Thursday, 30 April 2015


I wasn't sure about the concept of the BBC's 24 Hours in the Past at first. Watching celebrities complain about the frankly unpleasant nineteenth century tasks they had to undertake didn't sound very appealing. However, I was impressed by how realistic the scenes in the first episode were. Filmed at the wonderful Black Country Living Museum, episode 1 was set in a dust-yard where dust and other rubbish was sifted through to collect bones, rags and pieces of metal. 

'Removing Street Refuse' from Living London (circa 1901)
The street was covered with horse manure and the celebrities were expected to clean it up while looking out for valuable 'pure' which was mixed in. Zoe Lucker, quickly getting fed up with her shovel, got stuck in and used her bare hands to pick up the manure.

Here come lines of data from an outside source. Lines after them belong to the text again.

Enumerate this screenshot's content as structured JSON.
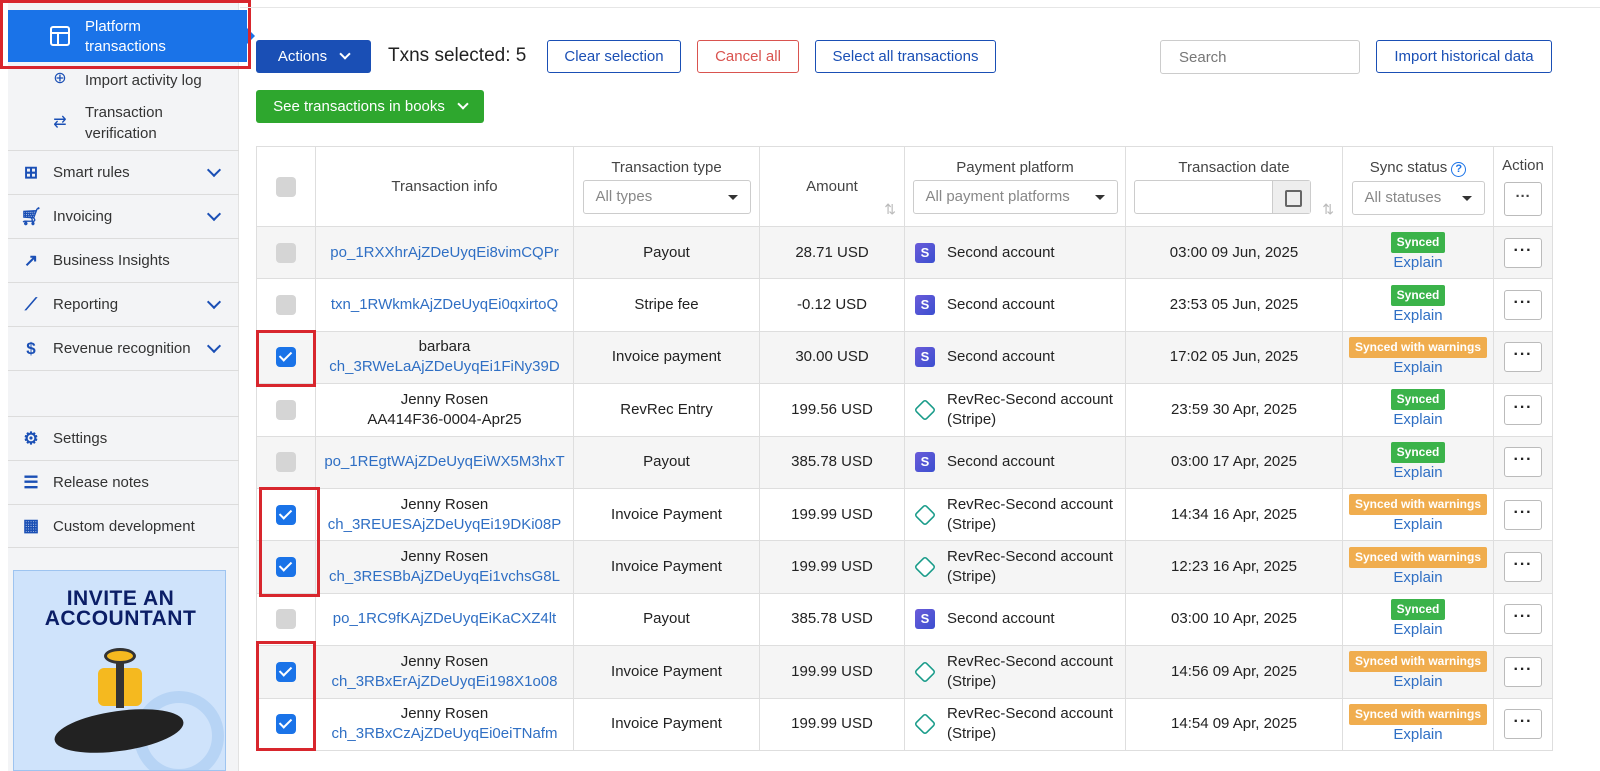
{
  "sidebar": {
    "active_item": {
      "label": "Platform transactions",
      "icon": "table-icon"
    },
    "sub_items": [
      {
        "label": "Import activity log",
        "icon": "download-circle-icon"
      },
      {
        "label": "Transaction verification",
        "icon": "arrows-exchange-icon"
      }
    ],
    "nav_items": [
      {
        "label": "Smart rules",
        "icon": "flow-icon",
        "expandable": true
      },
      {
        "label": "Invoicing",
        "icon": "cart-icon",
        "expandable": true
      },
      {
        "label": "Business Insights",
        "icon": "insights-icon",
        "expandable": false
      },
      {
        "label": "Reporting",
        "icon": "chart-line-icon",
        "expandable": true
      },
      {
        "label": "Revenue recognition",
        "icon": "dollar-icon",
        "expandable": true
      }
    ],
    "bottom_items": [
      {
        "label": "Settings",
        "icon": "gear-icon"
      },
      {
        "label": "Release notes",
        "icon": "notes-icon"
      },
      {
        "label": "Custom development",
        "icon": "grid-icon"
      }
    ],
    "promo": {
      "line1": "INVITE AN",
      "line2": "ACCOUNTANT"
    }
  },
  "toolbar": {
    "actions_label": "Actions",
    "selected_text": "Txns selected: 5",
    "clear_label": "Clear selection",
    "cancel_label": "Cancel all",
    "select_all_label": "Select all transactions",
    "search_placeholder": "Search",
    "import_label": "Import historical data",
    "books_label": "See transactions in books"
  },
  "table": {
    "headers": {
      "info": "Transaction info",
      "type": "Transaction type",
      "type_filter": "All types",
      "amount": "Amount",
      "platform": "Payment platform",
      "platform_filter": "All payment platforms",
      "date": "Transaction date",
      "sync": "Sync status",
      "sync_filter": "All statuses",
      "action": "Action"
    },
    "rows": [
      {
        "checked": false,
        "name": "",
        "id": "po_1RXXhrAjZDeUyqEi8vimCQPr",
        "type": "Payout",
        "amount": "28.71 USD",
        "platform_icon": "stripe-icon",
        "platform": "Second account",
        "date": "03:00 09 Jun, 2025",
        "status": "Synced",
        "status_kind": "ok",
        "explain": "Explain"
      },
      {
        "checked": false,
        "name": "",
        "id": "txn_1RWkmkAjZDeUyqEi0qxirtoQ",
        "type": "Stripe fee",
        "amount": "-0.12 USD",
        "platform_icon": "stripe-icon",
        "platform": "Second account",
        "date": "23:53 05 Jun, 2025",
        "status": "Synced",
        "status_kind": "ok",
        "explain": "Explain"
      },
      {
        "checked": true,
        "name": "barbara",
        "id": "ch_3RWeLaAjZDeUyqEi1FiNy39D",
        "type": "Invoice payment",
        "amount": "30.00 USD",
        "platform_icon": "stripe-icon",
        "platform": "Second account",
        "date": "17:02 05 Jun, 2025",
        "status": "Synced with warnings",
        "status_kind": "warn",
        "explain": "Explain"
      },
      {
        "checked": false,
        "name": "Jenny Rosen",
        "id": "AA414F36-0004-Apr25",
        "id_plain": true,
        "type": "RevRec Entry",
        "amount": "199.56 USD",
        "platform_icon": "revrec-icon",
        "platform": "RevRec-Second account (Stripe)",
        "date": "23:59 30 Apr, 2025",
        "status": "Synced",
        "status_kind": "ok",
        "explain": "Explain"
      },
      {
        "checked": false,
        "name": "",
        "id": "po_1REgtWAjZDeUyqEiWX5M3hxT",
        "type": "Payout",
        "amount": "385.78 USD",
        "platform_icon": "stripe-icon",
        "platform": "Second account",
        "date": "03:00 17 Apr, 2025",
        "status": "Synced",
        "status_kind": "ok",
        "explain": "Explain"
      },
      {
        "checked": true,
        "name": "Jenny Rosen",
        "id": "ch_3REUESAjZDeUyqEi19DKi08P",
        "type": "Invoice Payment",
        "amount": "199.99 USD",
        "platform_icon": "revrec-icon",
        "platform": "RevRec-Second account (Stripe)",
        "date": "14:34 16 Apr, 2025",
        "status": "Synced with warnings",
        "status_kind": "warn",
        "explain": "Explain"
      },
      {
        "checked": true,
        "name": "Jenny Rosen",
        "id": "ch_3RESBbAjZDeUyqEi1vchsG8L",
        "type": "Invoice Payment",
        "amount": "199.99 USD",
        "platform_icon": "revrec-icon",
        "platform": "RevRec-Second account (Stripe)",
        "date": "12:23 16 Apr, 2025",
        "status": "Synced with warnings",
        "status_kind": "warn",
        "explain": "Explain"
      },
      {
        "checked": false,
        "name": "",
        "id": "po_1RC9fKAjZDeUyqEiKaCXZ4lt",
        "type": "Payout",
        "amount": "385.78 USD",
        "platform_icon": "stripe-icon",
        "platform": "Second account",
        "date": "03:00 10 Apr, 2025",
        "status": "Synced",
        "status_kind": "ok",
        "explain": "Explain"
      },
      {
        "checked": true,
        "name": "Jenny Rosen",
        "id": "ch_3RBxErAjZDeUyqEi198X1o08",
        "type": "Invoice Payment",
        "amount": "199.99 USD",
        "platform_icon": "revrec-icon",
        "platform": "RevRec-Second account (Stripe)",
        "date": "14:56 09 Apr, 2025",
        "status": "Synced with warnings",
        "status_kind": "warn",
        "explain": "Explain"
      },
      {
        "checked": true,
        "name": "Jenny Rosen",
        "id": "ch_3RBxCzAjZDeUyqEi0eiTNafm",
        "type": "Invoice Payment",
        "amount": "199.99 USD",
        "platform_icon": "revrec-icon",
        "platform": "RevRec-Second account (Stripe)",
        "date": "14:54 09 Apr, 2025",
        "status": "Synced with warnings",
        "status_kind": "warn",
        "explain": "Explain"
      }
    ]
  },
  "colors": {
    "primary": "#1a4fb5",
    "active": "#1a73e8",
    "success": "#3bb34a",
    "warning": "#f0ad4e",
    "danger": "#d9534f",
    "highlight": "#d8262d"
  }
}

While this is shocking to the modern eye, for the lower working-classes it was simply a fact of life. 'Pure-finders' spent every working day picking up dog excrement to sell on for a premium to leather-dressers and tanners (it was used to soften the animal skins before the actual tanning could take place).

Upper-class Victorians who happened to witness this daily task were equally as shocked. An American, John Henry Sherburne, who visited England in 1847, wrote that on passing through the great thoroughfares of Liverpool, ‘the most disgusting sight’ to him ‘was seeing women and young girls employed in scraping up street manure with their naked hands, and placing it in baskets, or their aprons’. He concluded, ‘These scenes are so common, as not to be noticed by the citizens'.

'Sorting a Dust-heap at a County Council Depot' from Living London (circa 1901)
The dust-yard was the Victorian version of today's recycling factories. No landfill for them! Nothing was thrown away because every single thing had a value and could be re-used in different forms. Rags were sold to paper makers after washing; bones were used to make knife handles and ornaments, and the grease from them was a component of the soap-making process; coal and cinders were needed for brickmaking; while horse manure mixed with night-soil (human excrement) and hops made an excellent fertiliser.

This first episode of 24 Hours in the Past illustrated the back-breaking manual labour our working-class ancestors had to carry out on a daily basis for a pittance; they lived a stark hand to mouth existence - when there was no work, there was no pay and no food. We take so much for granted today and this episode was a timely reminder of that.

'A Crossing Sweeper' from Living London (circa 1901)

Thursday, 23 April 2015


My Victorian England blog has been shamefully neglected of late because most of my time has been taken up with my forthcoming book, 'Servants' Stories'. Now that I have a bit more breathing space, I can start to blog again.

Let's start with a review of Mark Stevens' thoroughly absorbing book 'Life in the Victorian Asylum'. This is very late as the book was published in October last year, but better late than never! Regular readers of this blog will know that this is a subject I'm fascinated with.

'Life in the Victorian Asylum' is the companion to Mark's highly successful first book, 'Broadmoor Revealed' which dealt with the treatment of the criminally insane and focused on some of the most interesting case histories. This new book is more general and as the title suggests, it describes daily life for the asylum patient.

The book is separated into two distinct parts. The first part is written in the style of a handbook for Victorian asylum patients and the reader is addressed as if he or she was a new inmate. Walking them through step by step, the information includes what they could expect during the admission process and how a diagnosis was made; what the accommodation and the daily routine was like; the treatment for mental illness and general healthcare; and how patients were discharged after recovery.

If you have an ancestor who was admitted to an asylum, this section of the book will give you a detailed overview of daily life for him or her inside the institution.  The sad thing about the handbook is that, in reality, even if the process had been fully explained to asylum patients, their fragile mental state would probably have meant they would not have understood it.

The second part of the book is written as a straight history of Victorian asylums with special reference to Moulsford Asylum (Fair Mile Hospital) in Berkshire, which was the inspiration for the book. Mark Stevens is an archivist at Berkshire Record Office where he looks after the archives of both Fair Mile Hospital and Broadmoor so there are plenty of fascinating examples and case histories from the archives throughout the book.

The book provides a tantalising snapshot of a world behind the locked doors of the asylum and shatters a few myths about the purpose of such institutions and the treatment for patients within them. So often portrayed as dark, forbidding places from which there was no escape, Mark Stevens offers a different point of view about lunatic asylums. What really comes across is that the staff of Victorian asylums were extremely compassionate in the way they treated their patients with the aim of achieving recovery for as many as possible.

If you haven't already read 'Life in the Victorian Asylum', I would highly recommend it. It's available from Pen & Sword Books and Amazon.

'Needlework in Bethlem' from 'Lunatic London' in Living London, 1900